I said I wasn't going to start a glog this year since my season will be cut short (moving this summer), but not growing things just seems weird to me. So here we go.
I have about ten OW chile plants that I will be keeping in containers (let's see if they survive the move...). They aren't much to look at now, but I'll post pics once they go outside.
Since I'm not starting seeds for peppers and tomatoes, my grow lights were feeling neglected. I decided to take advantage of this opportunity to start some hybrid poplar clones from and for my family's land up in 'Sconnie.
When my family first moved there in the late '80s I remember taking a walk with my mom and digging up a poplar sucker to transplant. It turned out that tree was a hybrid (gray poplar) that occurs naturally, although relatively uncommonly, in the midwest. Good soil and hybrid vigor allowed the tree to take off. That was almost 30 years ago and since then the tree has grown to about 80' tall and 2' dbh. It has also sent out suckers of its own - some of which we, again, dug up and transplanted. One of those transplants is now about 30' tall with a 6" dbh. A few weeks ago, I lopped a branch off it to take some cuttings.
From that branch, I used a hand pruner to cut 2-3 bud softwood shoots. After soaking them in water for a few days, I planted them in homemade organic soil in half gallon containers. A few weeks of growth under my lights pretty much brings us to today.
This is what a populus x canescens cutting looks like just as it's starting to wake up and push leaves.
Opening up a bit more...
Leaves emerged and stretching. Notice the fuzziness (leaves, not the pics ). Populus x canescens is a naturally-occuring hybrid between Populus alba (white poplar) and Populus tremuloides (trembling aspen). They have the form of an aspen and the fuzzy leaves of the white poplar, but most importantly they have incredible hybrid vigor. They grow very fast and are much more disease resistant and adaptable than either parent.
About ten years ago I started reading about bybrid poplars and discovered commercially produced hybrids being used in phytoremediation as well as timber and pulp production.

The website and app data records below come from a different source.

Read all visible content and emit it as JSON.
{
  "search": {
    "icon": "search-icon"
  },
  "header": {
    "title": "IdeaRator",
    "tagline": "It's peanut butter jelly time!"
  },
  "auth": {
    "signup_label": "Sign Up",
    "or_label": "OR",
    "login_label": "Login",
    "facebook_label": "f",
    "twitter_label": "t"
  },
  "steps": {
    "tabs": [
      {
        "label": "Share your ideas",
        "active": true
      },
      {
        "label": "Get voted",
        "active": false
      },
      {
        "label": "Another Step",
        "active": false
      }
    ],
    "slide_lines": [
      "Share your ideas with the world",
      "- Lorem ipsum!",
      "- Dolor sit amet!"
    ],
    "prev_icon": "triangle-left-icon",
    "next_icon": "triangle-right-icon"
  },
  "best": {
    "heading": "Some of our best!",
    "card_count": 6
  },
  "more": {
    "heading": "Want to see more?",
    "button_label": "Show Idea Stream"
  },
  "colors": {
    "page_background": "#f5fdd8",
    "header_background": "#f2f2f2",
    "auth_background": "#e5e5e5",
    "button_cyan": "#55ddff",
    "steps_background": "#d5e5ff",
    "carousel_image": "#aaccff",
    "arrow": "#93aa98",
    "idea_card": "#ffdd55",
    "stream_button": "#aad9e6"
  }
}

I ordered some online and started them just like these ^ cuttings.
This one is called OP-367 (Populus x canadensis) and is a cross between Populus deltoides (Eastern cottonwood) and Populus nigra (a Europen black poplar) .
OP-367 was one of the first commercially produced hybrid poplars available. It is a real workhorse, too! I thought gray poplars grew fast until I saw what these could do.
Next time I'm up north visiting my family, I'll get some pics of the mothers. Until then, I'll keep this glog updated with my most recent clones.
As always, thanks for stopping by el jardin del dash-o dos! Especially in this off year.